» Exercise instructions
Filter these entries, keeping only lines that hold the word "Duch".

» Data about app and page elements
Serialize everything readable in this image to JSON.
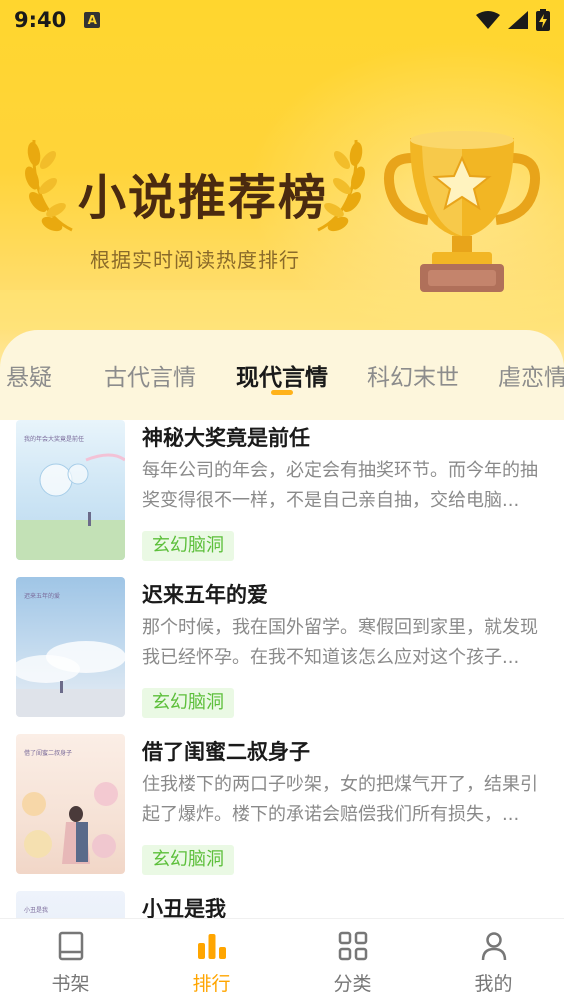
{
  "status_bar": {
    "time": "9:40",
    "notification_icon": "A",
    "icons": [
      "wifi-icon",
      "signal-icon",
      "battery-charging-icon"
    ]
  },
  "banner": {
    "title": "小说推荐榜",
    "subtitle": "根据实时阅读热度排行"
  },
  "tabs": [
    {
      "label": "悬疑",
      "active": false
    },
    {
      "label": "古代言情",
      "active": false
    },
    {
      "label": "现代言情",
      "active": true
    },
    {
      "label": "科幻末世",
      "active": false
    },
    {
      "label": "虐恋情",
      "active": false
    }
  ],
  "books": [
    {
      "title": "神秘大奖竟是前任",
      "description": "每年公司的年会，必定会有抽奖环节。而今年的抽奖变得很不一样，不是自己亲自抽，交给电脑...",
      "tag": "玄幻脑洞",
      "cover_text": "我的年会大奖竟是前任"
    },
    {
      "title": "迟来五年的爱",
      "description": "那个时候，我在国外留学。寒假回到家里，就发现我已经怀孕。在我不知道该怎么应对这个孩子...",
      "tag": "玄幻脑洞",
      "cover_text": "迟来五年的爱"
    },
    {
      "title": "借了闺蜜二叔身子",
      "description": "住我楼下的两口子吵架，女的把煤气开了，结果引起了爆炸。楼下的承诺会赔偿我们所有损失，...",
      "tag": "玄幻脑洞",
      "cover_text": "借了闺蜜二叔身子"
    },
    {
      "title": "小丑是我",
      "description": "",
      "tag": "",
      "cover_text": "小丑是我"
    }
  ],
  "bottom_nav": [
    {
      "label": "书架",
      "icon": "book-icon",
      "active": false
    },
    {
      "label": "排行",
      "icon": "bar-chart-icon",
      "active": true
    },
    {
      "label": "分类",
      "icon": "grid-icon",
      "active": false
    },
    {
      "label": "我的",
      "icon": "person-icon",
      "active": false
    }
  ],
  "colors": {
    "accent": "#ffa500",
    "banner_yellow": "#ffd62e",
    "tag_green": "#5cbf3a",
    "tag_bg": "#eaf9e4",
    "title_brown": "#4a2a10"
  }
}
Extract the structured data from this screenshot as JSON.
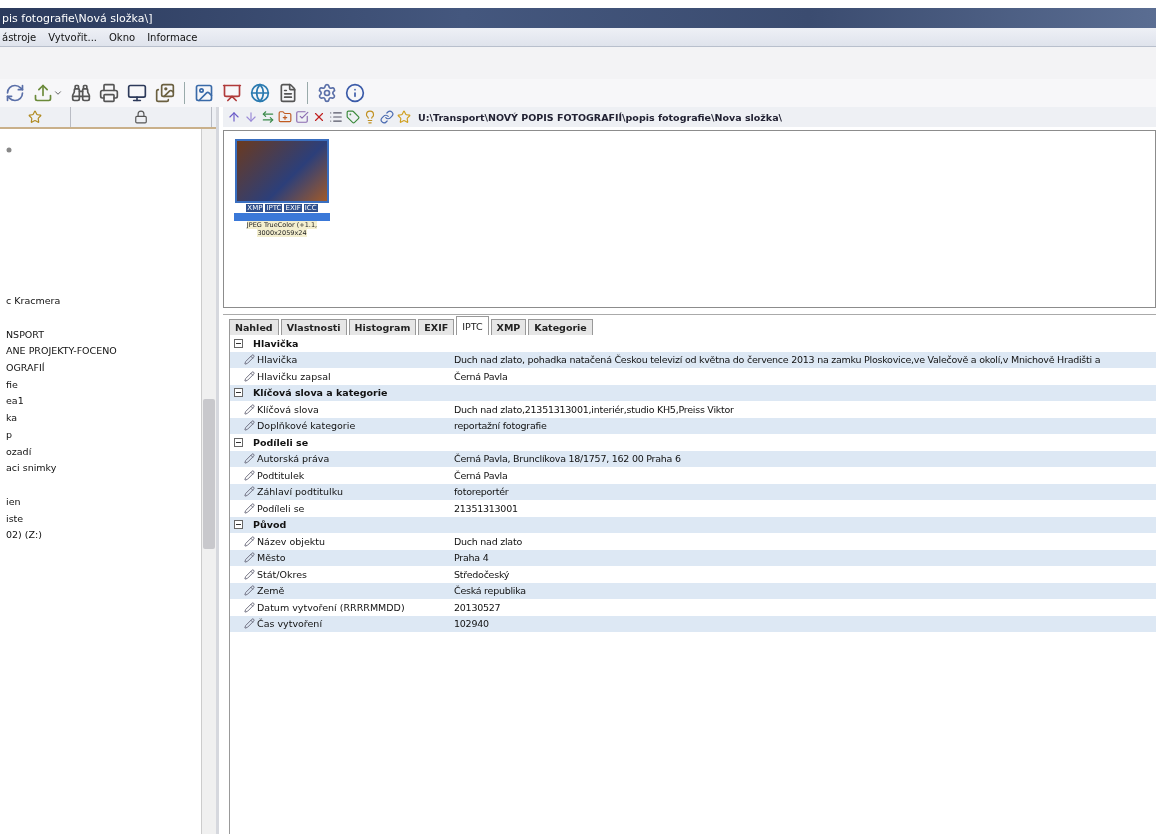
{
  "window": {
    "title": "pis fotografie\\Nová složka\\]"
  },
  "menu": [
    "ástroje",
    "Vytvořit...",
    "Okno",
    "Informace"
  ],
  "tree": {
    "groups": [
      [
        "c Kracmera"
      ],
      [
        "NSPORT",
        "ANE PROJEKTY-FOCENO",
        "OGRAFIÍ",
        "fie",
        "ea1",
        "ka",
        "p",
        "ozadí",
        "aci snimky"
      ],
      [
        "ien",
        "iste",
        "02) (Z:)"
      ]
    ]
  },
  "browser": {
    "path": "U:\\Transport\\NOVÝ POPIS FOTOGRAFIÍ\\popis fotografie\\Nova složka\\",
    "thumbnail": {
      "selected": true,
      "badges": [
        "XMP",
        "IPTC",
        "EXIF",
        "ICC"
      ],
      "caption_lines": [
        "JPEG TrueColor (+1.1,",
        "3000x2059x24"
      ]
    }
  },
  "tabs": [
    {
      "label": "Nahled",
      "selected": false
    },
    {
      "label": "Vlastnosti",
      "selected": false
    },
    {
      "label": "Histogram",
      "selected": false
    },
    {
      "label": "EXIF",
      "selected": false
    },
    {
      "label": "IPTC",
      "selected": true
    },
    {
      "label": "XMP",
      "selected": false
    },
    {
      "label": "Kategorie",
      "selected": false
    }
  ],
  "properties": [
    {
      "title": "Hlavička",
      "expanded": true,
      "rows": [
        {
          "name": "Hlavička",
          "value": "Duch nad zlato, pohadka natačená Českou televizí od května do července 2013 na zamku Ploskovice,ve Valečově a okolí,v Mnichově Hradišti a"
        },
        {
          "name": "Hlavičku zapsal",
          "value": "Černá Pavla"
        }
      ]
    },
    {
      "title": "Klíčová slova a kategorie",
      "expanded": true,
      "rows": [
        {
          "name": "Klíčová slova",
          "value": "Duch nad zlato,21351313001,interiér,studio KH5,Preiss Viktor"
        },
        {
          "name": "Doplňkové kategorie",
          "value": "reportažní fotografie"
        }
      ]
    },
    {
      "title": "Podíleli se",
      "expanded": true,
      "rows": [
        {
          "name": "Autorská práva",
          "value": "Černá Pavla, Brunclíkova 18/1757, 162 00 Praha 6"
        },
        {
          "name": "Podtitulek",
          "value": "Černá Pavla"
        },
        {
          "name": "Záhlaví podtitulku",
          "value": "fotoreportér"
        },
        {
          "name": "Podíleli se",
          "value": "21351313001"
        }
      ]
    },
    {
      "title": "Původ",
      "expanded": true,
      "rows": [
        {
          "name": "Název objektu",
          "value": "Duch nad zlato"
        },
        {
          "name": "Město",
          "value": "Praha 4"
        },
        {
          "name": "Stát/Okres",
          "value": "Středočeský"
        },
        {
          "name": "Země",
          "value": "Česká republika"
        },
        {
          "name": "Datum vytvoření (RRRRMMDD)",
          "value": "20130527"
        },
        {
          "name": "Čas vytvoření",
          "value": "102940"
        }
      ]
    }
  ]
}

» Exercise answer
          "value": "Duch nad zlato, pohadka natačená Českou televizí od května do července 2013 na zamku Ploskovice,ve Valečově a okolí,v Mnichově Hradišti a"
          "value": "Duch nad zlato,21351313001,interiér,studio KH5,Preiss Viktor"
          "value": "Duch nad zlato"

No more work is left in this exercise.